When a man and woman in categories 2 and 3 wish to marry (e.g. B marry R or Q marry C), they are ordered to produce one each of the items mentioned for categories 1 and 2 above. One of the pigs is to be killed as an offering to the water spirit (antu ai), while the other is to be killed on land as offering to the spirits of the earth, hills and sky. This ceremony is known as bekalih di darat.
When a man and woman in categories 3 and 4 wish to marry (i.e. C marry S or R marry D), they must produce one fowl and two knives. During the marriage ceremony, after the fowl is killed, the bride and her groom must bite a piece of iron to strengthen their souls.
When a man and woman in categories 4 and 5 wish to marry (i.e. D marry T or S marry E), each must bite a piece of salt during the ceremony to strengthen their soul.
For categories 5 and 6, the man and woman at their marriage must each fell a fruit tree in order to wipe away the bad fortune that might otherwise disturb their future lives.
For category 6, the child of a man or woman belonging to this category at the ceremony, both must have a fighting cock waved over their heads and bite a piece of steel to strengthen their souls. This is the least and the last of the taboos of incest for intergenerational marriage.

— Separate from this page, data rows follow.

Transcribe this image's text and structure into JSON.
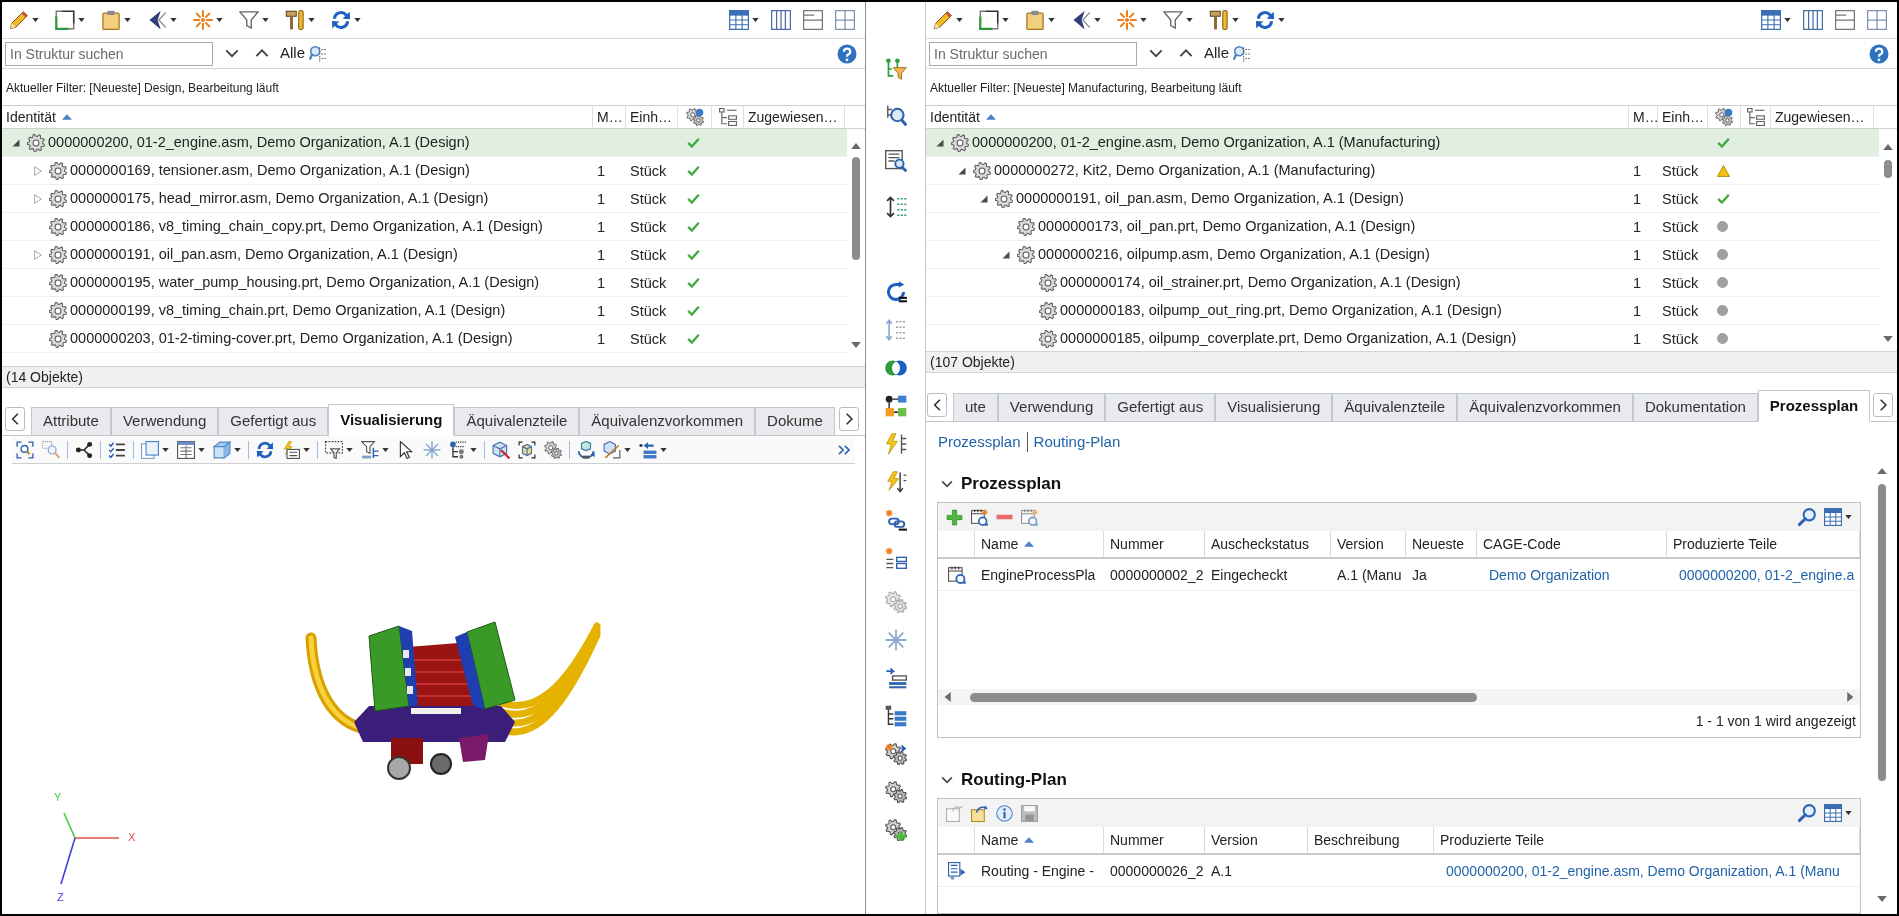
{
  "left_structure": {
    "search": {
      "placeholder": "In Struktur suchen",
      "scope": "Alle"
    },
    "filter": "Aktueller Filter: [Neueste] Design, Bearbeitung läuft",
    "columns": [
      {
        "kind": "text",
        "label": "Identität",
        "sorted": true
      },
      {
        "kind": "text",
        "label": "M…"
      },
      {
        "kind": "text",
        "label": "Einh…"
      },
      {
        "kind": "icon"
      },
      {
        "kind": "icon"
      },
      {
        "kind": "text",
        "label": "Zugewiesen…"
      }
    ],
    "rows": [
      {
        "identity": "0000000200, 01-2_engine.asm, Demo Organization, A.1 (Design)",
        "status": {
          "kind": "check"
        },
        "selected": true,
        "expanded": true,
        "children": [
          {
            "identity": "0000000169, tensioner.asm, Demo Organization, A.1 (Design)",
            "quantity": "1",
            "unit": "Stück",
            "status": {
              "kind": "check"
            },
            "selected": false,
            "expanded": false
          },
          {
            "identity": "0000000175, head_mirror.asm, Demo Organization, A.1 (Design)",
            "quantity": "1",
            "unit": "Stück",
            "status": {
              "kind": "check"
            },
            "selected": false,
            "expanded": false
          },
          {
            "identity": "0000000186, v8_timing_chain_copy.prt, Demo Organization, A.1 (Design)",
            "quantity": "1",
            "unit": "Stück",
            "status": {
              "kind": "check"
            },
            "selected": false
          },
          {
            "identity": "0000000191, oil_pan.asm, Demo Organization, A.1 (Design)",
            "quantity": "1",
            "unit": "Stück",
            "status": {
              "kind": "check"
            },
            "selected": false,
            "expanded": false
          },
          {
            "identity": "0000000195, water_pump_housing.prt, Demo Organization, A.1 (Design)",
            "quantity": "1",
            "unit": "Stück",
            "status": {
              "kind": "check"
            },
            "selected": false
          },
          {
            "identity": "0000000199, v8_timing_chain.prt, Demo Organization, A.1 (Design)",
            "quantity": "1",
            "unit": "Stück",
            "status": {
              "kind": "check"
            },
            "selected": false
          },
          {
            "identity": "0000000203, 01-2-timing-cover.prt, Demo Organization, A.1 (Design)",
            "quantity": "1",
            "unit": "Stück",
            "status": {
              "kind": "check"
            },
            "selected": false
          }
        ]
      }
    ],
    "count": "(14 Objekte)"
  },
  "left_details": {
    "tabs": [
      {
        "label": "Attribute",
        "selected": false
      },
      {
        "label": "Verwendung",
        "selected": false
      },
      {
        "label": "Gefertigt aus",
        "selected": false
      },
      {
        "label": "Visualisierung",
        "selected": true
      },
      {
        "label": "Äquivalenzteile",
        "selected": false
      },
      {
        "label": "Äquivalenzvorkommen",
        "selected": false
      },
      {
        "label": "Dokume",
        "selected": false
      }
    ],
    "viewer": {
      "axis_labels": {
        "y": "Y",
        "x": "X",
        "z": "Z"
      }
    }
  },
  "right_structure": {
    "search": {
      "placeholder": "In Struktur suchen",
      "scope": "Alle"
    },
    "filter": "Aktueller Filter: [Neueste] Manufacturing, Bearbeitung läuft",
    "columns": [
      {
        "kind": "text",
        "label": "Identität",
        "sorted": true
      },
      {
        "kind": "text",
        "label": "M…"
      },
      {
        "kind": "text",
        "label": "Einh…"
      },
      {
        "kind": "icon"
      },
      {
        "kind": "icon"
      },
      {
        "kind": "text",
        "label": "Zugewiesen…"
      }
    ],
    "rows": [
      {
        "identity": "0000000200, 01-2_engine.asm, Demo Organization, A.1 (Manufacturing)",
        "status": {
          "kind": "check"
        },
        "selected": true,
        "expanded": true,
        "children": [
          {
            "identity": "0000000272, Kit2, Demo Organization, A.1 (Manufacturing)",
            "quantity": "1",
            "unit": "Stück",
            "status": {
              "kind": "warning"
            },
            "selected": false,
            "expanded": true,
            "children": [
              {
                "identity": "0000000191, oil_pan.asm, Demo Organization, A.1 (Design)",
                "quantity": "1",
                "unit": "Stück",
                "status": {
                  "kind": "check"
                },
                "selected": false,
                "expanded": true,
                "children": [
                  {
                    "identity": "0000000173, oil_pan.prt, Demo Organization, A.1 (Design)",
                    "quantity": "1",
                    "unit": "Stück",
                    "status": {
                      "kind": "dot"
                    },
                    "selected": false
                  },
                  {
                    "identity": "0000000216, oilpump.asm, Demo Organization, A.1 (Design)",
                    "quantity": "1",
                    "unit": "Stück",
                    "status": {
                      "kind": "dot"
                    },
                    "selected": false,
                    "expanded": true,
                    "children": [
                      {
                        "identity": "0000000174, oil_strainer.prt, Demo Organization, A.1 (Design)",
                        "quantity": "1",
                        "unit": "Stück",
                        "status": {
                          "kind": "dot"
                        },
                        "selected": false
                      },
                      {
                        "identity": "0000000183, oilpump_out_ring.prt, Demo Organization, A.1 (Design)",
                        "quantity": "1",
                        "unit": "Stück",
                        "status": {
                          "kind": "dot"
                        },
                        "selected": false
                      },
                      {
                        "identity": "0000000185, oilpump_coverplate.prt, Demo Organization, A.1 (Design)",
                        "quantity": "1",
                        "unit": "Stück",
                        "status": {
                          "kind": "dot"
                        },
                        "selected": false
                      }
                    ]
                  }
                ]
              }
            ]
          }
        ]
      }
    ],
    "count": "(107 Objekte)"
  },
  "right_details": {
    "tabs": [
      {
        "label": "ute",
        "selected": false
      },
      {
        "label": "Verwendung",
        "selected": false
      },
      {
        "label": "Gefertigt aus",
        "selected": false
      },
      {
        "label": "Visualisierung",
        "selected": false
      },
      {
        "label": "Äquivalenzteile",
        "selected": false
      },
      {
        "label": "Äquivalenzvorkommen",
        "selected": false
      },
      {
        "label": "Dokumentation",
        "selected": false
      },
      {
        "label": "Prozessplan",
        "selected": true
      }
    ],
    "links": [
      "Prozessplan",
      "Routing-Plan"
    ],
    "sections": [
      {
        "kind": "process",
        "title": "Prozessplan",
        "expanded": true,
        "columns": [
          {
            "label": "Name",
            "sorted": true
          },
          {
            "label": "Nummer"
          },
          {
            "label": "Auscheckstatus"
          },
          {
            "label": "Version"
          },
          {
            "label": "Neueste"
          },
          {
            "label": "CAGE-Code"
          },
          {
            "label": "Produzierte Teile"
          }
        ],
        "rows": [
          {
            "name": "EngineProcessPla",
            "number": "0000000002_2",
            "checkout_status": "Eingecheckt",
            "version": "A.1 (Manu",
            "latest": "Ja",
            "cage_code": "Demo Organization",
            "produced_parts": "0000000200, 01-2_engine.a"
          }
        ],
        "pager": "1 - 1 von 1 wird angezeigt"
      },
      {
        "kind": "routing",
        "title": "Routing-Plan",
        "expanded": true,
        "columns": [
          {
            "label": "Name",
            "sorted": true
          },
          {
            "label": "Nummer"
          },
          {
            "label": "Version"
          },
          {
            "label": "Beschreibung"
          },
          {
            "label": "Produzierte Teile"
          }
        ],
        "rows": [
          {
            "name": "Routing - Engine -",
            "number": "0000000026_2",
            "version": "A.1",
            "produced_parts": "0000000200, 01-2_engine.asm, Demo Organization, A.1 (Manu"
          }
        ]
      }
    ]
  }
}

Sengalang Burong went on to warn Sera Gunting that if the incestuous persons are not dealt with according to these rules, very heavy rain will fall, the rivers flood, and pests will destroy the farms and plantation and landslides will occur.Before he pronounced his final judgment on Sera Gunting and his aunt, Sengalang Burong ruled that no one should mention the proper names of his or her parents-in-law. “Anyone guilty of this,” he said, “will be cursed and be unfortunate in all his deeds, all the days of his life”.After he had finished teaching Sera Gunting the laws of incest, Sengalang Burong demanded that the child born of Endu Dara Chempaka Tempurong Alang be killed at birth and that Sera Gunting must return to the world of men in order to tell his people what they should do in cases of incest.Sera Gunting returned shortly after this and became the most notable leader of Iban adat, religious practices, pioneering and migration activities.
Research & compile by
Gregory Nyanggau Mawar
Source materials: by Professor Clifford Sather & Late Benedict Sandin, published on The Sarawak Museum Journal Vol.XLVI No.67, Dec 1994…..continue Part 6.